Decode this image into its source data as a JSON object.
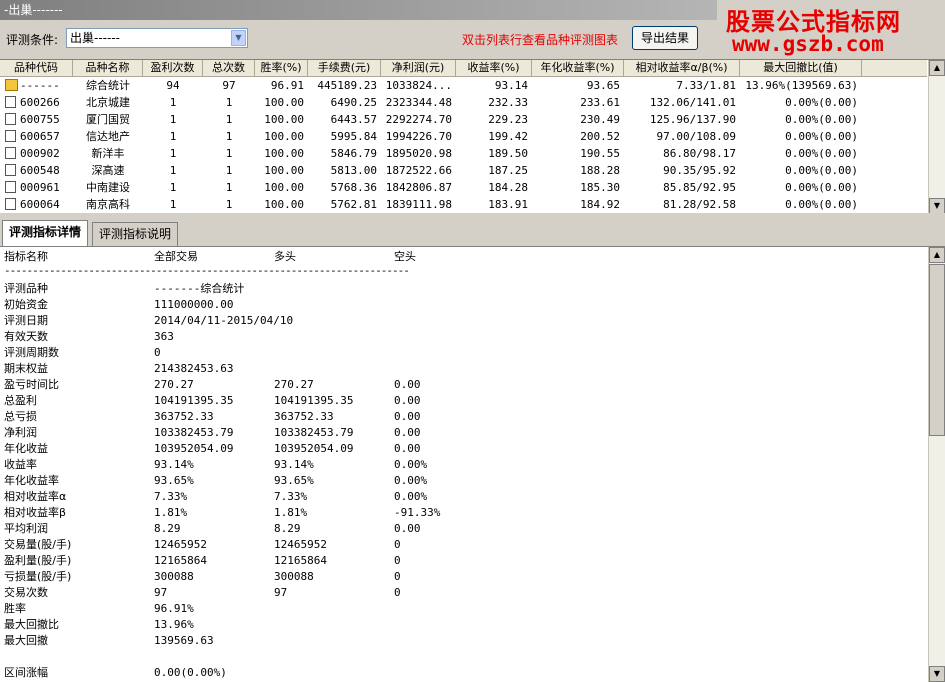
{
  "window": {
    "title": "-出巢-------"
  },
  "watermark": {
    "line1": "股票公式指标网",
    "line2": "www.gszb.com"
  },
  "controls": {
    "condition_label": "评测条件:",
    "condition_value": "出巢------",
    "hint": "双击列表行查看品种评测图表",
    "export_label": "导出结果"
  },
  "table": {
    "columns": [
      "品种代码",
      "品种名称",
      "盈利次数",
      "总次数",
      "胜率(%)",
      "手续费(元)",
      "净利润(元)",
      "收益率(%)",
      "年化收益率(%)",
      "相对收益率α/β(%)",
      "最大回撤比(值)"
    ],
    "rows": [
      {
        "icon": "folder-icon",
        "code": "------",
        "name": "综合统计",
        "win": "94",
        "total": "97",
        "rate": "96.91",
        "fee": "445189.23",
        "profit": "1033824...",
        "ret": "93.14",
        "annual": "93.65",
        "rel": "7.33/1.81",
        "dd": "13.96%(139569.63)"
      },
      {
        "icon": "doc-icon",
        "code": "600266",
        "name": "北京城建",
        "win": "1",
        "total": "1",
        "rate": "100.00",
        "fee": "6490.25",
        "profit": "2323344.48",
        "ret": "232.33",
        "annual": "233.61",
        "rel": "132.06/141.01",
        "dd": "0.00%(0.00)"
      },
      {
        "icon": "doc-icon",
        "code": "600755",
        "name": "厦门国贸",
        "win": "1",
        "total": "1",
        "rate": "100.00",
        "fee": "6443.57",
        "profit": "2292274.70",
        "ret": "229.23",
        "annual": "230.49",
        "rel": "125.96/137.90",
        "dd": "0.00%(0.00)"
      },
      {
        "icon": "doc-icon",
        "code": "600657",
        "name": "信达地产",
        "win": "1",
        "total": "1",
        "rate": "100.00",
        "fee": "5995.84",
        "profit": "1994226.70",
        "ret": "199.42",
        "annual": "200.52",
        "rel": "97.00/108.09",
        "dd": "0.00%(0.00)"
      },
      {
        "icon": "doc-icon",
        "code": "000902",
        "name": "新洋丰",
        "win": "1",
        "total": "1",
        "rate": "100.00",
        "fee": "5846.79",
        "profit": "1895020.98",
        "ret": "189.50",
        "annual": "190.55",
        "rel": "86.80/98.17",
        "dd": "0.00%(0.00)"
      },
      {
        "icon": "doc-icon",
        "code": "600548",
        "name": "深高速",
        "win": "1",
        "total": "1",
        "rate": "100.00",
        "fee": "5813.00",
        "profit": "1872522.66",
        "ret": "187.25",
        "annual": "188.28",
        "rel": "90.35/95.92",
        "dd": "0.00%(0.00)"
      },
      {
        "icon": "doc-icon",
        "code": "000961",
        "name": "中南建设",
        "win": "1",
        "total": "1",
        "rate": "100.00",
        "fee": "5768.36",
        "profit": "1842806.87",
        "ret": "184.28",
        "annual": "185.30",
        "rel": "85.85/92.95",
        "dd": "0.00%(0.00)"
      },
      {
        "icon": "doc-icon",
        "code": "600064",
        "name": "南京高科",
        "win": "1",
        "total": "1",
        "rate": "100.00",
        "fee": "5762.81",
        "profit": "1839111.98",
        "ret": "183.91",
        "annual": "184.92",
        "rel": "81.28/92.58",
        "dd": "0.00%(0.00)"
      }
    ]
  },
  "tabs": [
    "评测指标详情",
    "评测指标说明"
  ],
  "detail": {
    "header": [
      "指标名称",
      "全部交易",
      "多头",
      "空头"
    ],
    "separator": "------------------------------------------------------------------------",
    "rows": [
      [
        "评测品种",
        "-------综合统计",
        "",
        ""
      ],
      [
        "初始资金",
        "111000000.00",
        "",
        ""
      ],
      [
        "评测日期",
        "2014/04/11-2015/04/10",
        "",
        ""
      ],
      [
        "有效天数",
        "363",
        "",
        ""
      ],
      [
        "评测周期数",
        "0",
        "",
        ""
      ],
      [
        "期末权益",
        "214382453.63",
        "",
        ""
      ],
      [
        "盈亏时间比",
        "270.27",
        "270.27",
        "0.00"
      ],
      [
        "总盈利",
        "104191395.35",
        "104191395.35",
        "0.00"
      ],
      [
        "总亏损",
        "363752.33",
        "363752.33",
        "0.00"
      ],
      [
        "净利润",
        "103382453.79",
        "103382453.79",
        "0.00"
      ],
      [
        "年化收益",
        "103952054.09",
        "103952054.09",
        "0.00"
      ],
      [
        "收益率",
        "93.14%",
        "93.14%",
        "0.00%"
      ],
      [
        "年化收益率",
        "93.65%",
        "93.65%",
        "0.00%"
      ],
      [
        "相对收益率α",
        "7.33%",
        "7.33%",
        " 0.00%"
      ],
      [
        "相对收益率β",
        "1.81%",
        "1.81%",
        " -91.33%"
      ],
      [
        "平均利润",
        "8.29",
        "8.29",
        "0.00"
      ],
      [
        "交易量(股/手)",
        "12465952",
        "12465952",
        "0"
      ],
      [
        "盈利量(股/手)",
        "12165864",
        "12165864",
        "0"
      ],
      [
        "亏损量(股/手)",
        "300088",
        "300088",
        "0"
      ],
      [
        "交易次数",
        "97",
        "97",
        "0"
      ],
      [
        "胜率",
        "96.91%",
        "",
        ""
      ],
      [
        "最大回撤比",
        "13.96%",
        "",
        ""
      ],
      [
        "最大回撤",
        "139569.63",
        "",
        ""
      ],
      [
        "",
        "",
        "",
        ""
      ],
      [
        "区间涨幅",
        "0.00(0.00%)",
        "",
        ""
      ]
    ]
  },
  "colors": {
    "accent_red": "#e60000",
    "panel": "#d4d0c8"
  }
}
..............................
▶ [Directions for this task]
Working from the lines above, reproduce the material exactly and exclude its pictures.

▶ [Answer section]
Decode this image into its source data as a JSON object.
{
  "window": {
    "title": "-出巢-------"
  },
  "watermark": {
    "line1": "股票公式指标网",
    "line2": "www.gszb.com"
  },
  "controls": {
    "condition_label": "评测条件:",
    "condition_value": "出巢------",
    "hint": "双击列表行查看品种评测图表",
    "export_label": "导出结果"
  },
  "table": {
    "columns": [
      "品种代码",
      "品种名称",
      "盈利次数",
      "总次数",
      "胜率(%)",
      "手续费(元)",
      "净利润(元)",
      "收益率(%)",
      "年化收益率(%)",
      "相对收益率α/β(%)",
      "最大回撤比(值)"
    ],
    "rows": [
      {
        "icon": "folder-icon",
        "code": "------",
        "name": "综合统计",
        "win": "94",
        "total": "97",
        "rate": "96.91",
        "fee": "445189.23",
        "profit": "1033824...",
        "ret": "93.14",
        "annual": "93.65",
        "rel": "7.33/1.81",
        "dd": "13.96%(139569.63)"
      },
      {
        "icon": "doc-icon",
        "code": "600266",
        "name": "北京城建",
        "win": "1",
        "total": "1",
        "rate": "100.00",
        "fee": "6490.25",
        "profit": "2323344.48",
        "ret": "232.33",
        "annual": "233.61",
        "rel": "132.06/141.01",
        "dd": "0.00%(0.00)"
      },
      {
        "icon": "doc-icon",
        "code": "600755",
        "name": "厦门国贸",
        "win": "1",
        "total": "1",
        "rate": "100.00",
        "fee": "6443.57",
        "profit": "2292274.70",
        "ret": "229.23",
        "annual": "230.49",
        "rel": "125.96/137.90",
        "dd": "0.00%(0.00)"
      },
      {
        "icon": "doc-icon",
        "code": "600657",
        "name": "信达地产",
        "win": "1",
        "total": "1",
        "rate": "100.00",
        "fee": "5995.84",
        "profit": "1994226.70",
        "ret": "199.42",
        "annual": "200.52",
        "rel": "97.00/108.09",
        "dd": "0.00%(0.00)"
      },
      {
        "icon": "doc-icon",
        "code": "000902",
        "name": "新洋丰",
        "win": "1",
        "total": "1",
        "rate": "100.00",
        "fee": "5846.79",
        "profit": "1895020.98",
        "ret": "189.50",
        "annual": "190.55",
        "rel": "86.80/98.17",
        "dd": "0.00%(0.00)"
      },
      {
        "icon": "doc-icon",
        "code": "600548",
        "name": "深高速",
        "win": "1",
        "total": "1",
        "rate": "100.00",
        "fee": "5813.00",
        "profit": "1872522.66",
        "ret": "187.25",
        "annual": "188.28",
        "rel": "90.35/95.92",
        "dd": "0.00%(0.00)"
      },
      {
        "icon": "doc-icon",
        "code": "000961",
        "name": "中南建设",
        "win": "1",
        "total": "1",
        "rate": "100.00",
        "fee": "5768.36",
        "profit": "1842806.87",
        "ret": "184.28",
        "annual": "185.30",
        "rel": "85.85/92.95",
        "dd": "0.00%(0.00)"
      },
      {
        "icon": "doc-icon",
        "code": "600064",
        "name": "南京高科",
        "win": "1",
        "total": "1",
        "rate": "100.00",
        "fee": "5762.81",
        "profit": "1839111.98",
        "ret": "183.91",
        "annual": "184.92",
        "rel": "81.28/92.58",
        "dd": "0.00%(0.00)"
      }
    ]
  },
  "tabs": [
    "评测指标详情",
    "评测指标说明"
  ],
  "detail": {
    "header": [
      "指标名称",
      "全部交易",
      "多头",
      "空头"
    ],
    "separator": "------------------------------------------------------------------------",
    "rows": [
      [
        "评测品种",
        "-------综合统计",
        "",
        ""
      ],
      [
        "初始资金",
        "111000000.00",
        "",
        ""
      ],
      [
        "评测日期",
        "2014/04/11-2015/04/10",
        "",
        ""
      ],
      [
        "有效天数",
        "363",
        "",
        ""
      ],
      [
        "评测周期数",
        "0",
        "",
        ""
      ],
      [
        "期末权益",
        "214382453.63",
        "",
        ""
      ],
      [
        "盈亏时间比",
        "270.27",
        "270.27",
        "0.00"
      ],
      [
        "总盈利",
        "104191395.35",
        "104191395.35",
        "0.00"
      ],
      [
        "总亏损",
        "363752.33",
        "363752.33",
        "0.00"
      ],
      [
        "净利润",
        "103382453.79",
        "103382453.79",
        "0.00"
      ],
      [
        "年化收益",
        "103952054.09",
        "103952054.09",
        "0.00"
      ],
      [
        "收益率",
        "93.14%",
        "93.14%",
        "0.00%"
      ],
      [
        "年化收益率",
        "93.65%",
        "93.65%",
        "0.00%"
      ],
      [
        "相对收益率α",
        "7.33%",
        "7.33%",
        " 0.00%"
      ],
      [
        "相对收益率β",
        "1.81%",
        "1.81%",
        " -91.33%"
      ],
      [
        "平均利润",
        "8.29",
        "8.29",
        "0.00"
      ],
      [
        "交易量(股/手)",
        "12465952",
        "12465952",
        "0"
      ],
      [
        "盈利量(股/手)",
        "12165864",
        "12165864",
        "0"
      ],
      [
        "亏损量(股/手)",
        "300088",
        "300088",
        "0"
      ],
      [
        "交易次数",
        "97",
        "97",
        "0"
      ],
      [
        "胜率",
        "96.91%",
        "",
        ""
      ],
      [
        "最大回撤比",
        "13.96%",
        "",
        ""
      ],
      [
        "最大回撤",
        "139569.63",
        "",
        ""
      ],
      [
        "",
        "",
        "",
        ""
      ],
      [
        "区间涨幅",
        "0.00(0.00%)",
        "",
        ""
      ]
    ]
  },
  "colors": {
    "accent_red": "#e60000",
    "panel": "#d4d0c8"
  }
}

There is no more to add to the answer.